■ **WORK INSTRUCTION**: How many lines in the material below contain the string "title"? Answer with the number alone.

■ **DATA FOR THIS EXERCISE**:

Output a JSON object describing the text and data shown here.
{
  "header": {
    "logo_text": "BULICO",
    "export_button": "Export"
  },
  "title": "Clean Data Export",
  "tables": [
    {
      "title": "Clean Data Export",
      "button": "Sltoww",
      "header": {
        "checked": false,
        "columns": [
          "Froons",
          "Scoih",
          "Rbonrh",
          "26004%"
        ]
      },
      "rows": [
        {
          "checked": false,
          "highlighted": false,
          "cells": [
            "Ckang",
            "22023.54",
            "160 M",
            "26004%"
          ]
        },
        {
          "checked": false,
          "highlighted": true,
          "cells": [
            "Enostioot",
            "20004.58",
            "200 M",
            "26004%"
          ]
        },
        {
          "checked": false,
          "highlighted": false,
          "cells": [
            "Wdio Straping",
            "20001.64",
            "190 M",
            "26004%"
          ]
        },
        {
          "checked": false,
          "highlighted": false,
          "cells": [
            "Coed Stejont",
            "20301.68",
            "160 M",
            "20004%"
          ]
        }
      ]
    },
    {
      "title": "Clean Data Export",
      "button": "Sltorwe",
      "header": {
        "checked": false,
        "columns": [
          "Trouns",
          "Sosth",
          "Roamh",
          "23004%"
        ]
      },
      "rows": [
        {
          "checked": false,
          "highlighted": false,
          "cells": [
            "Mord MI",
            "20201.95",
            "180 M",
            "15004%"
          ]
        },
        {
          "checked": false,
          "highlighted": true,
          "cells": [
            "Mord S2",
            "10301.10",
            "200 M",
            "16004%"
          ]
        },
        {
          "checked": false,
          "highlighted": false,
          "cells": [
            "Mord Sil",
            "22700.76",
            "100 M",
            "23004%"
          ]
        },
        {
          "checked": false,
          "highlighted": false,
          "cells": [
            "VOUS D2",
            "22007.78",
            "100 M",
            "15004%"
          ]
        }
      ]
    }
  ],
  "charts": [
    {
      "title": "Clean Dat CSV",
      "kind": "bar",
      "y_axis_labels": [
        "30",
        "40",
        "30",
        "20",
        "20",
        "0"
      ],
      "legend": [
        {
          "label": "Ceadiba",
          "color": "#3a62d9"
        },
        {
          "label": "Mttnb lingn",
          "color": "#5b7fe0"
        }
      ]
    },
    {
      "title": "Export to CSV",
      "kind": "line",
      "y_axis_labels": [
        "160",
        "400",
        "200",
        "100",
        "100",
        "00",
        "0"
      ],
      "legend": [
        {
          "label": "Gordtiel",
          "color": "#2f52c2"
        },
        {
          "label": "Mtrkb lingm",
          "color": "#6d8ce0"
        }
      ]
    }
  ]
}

■ **RESPONSE BOX**: 5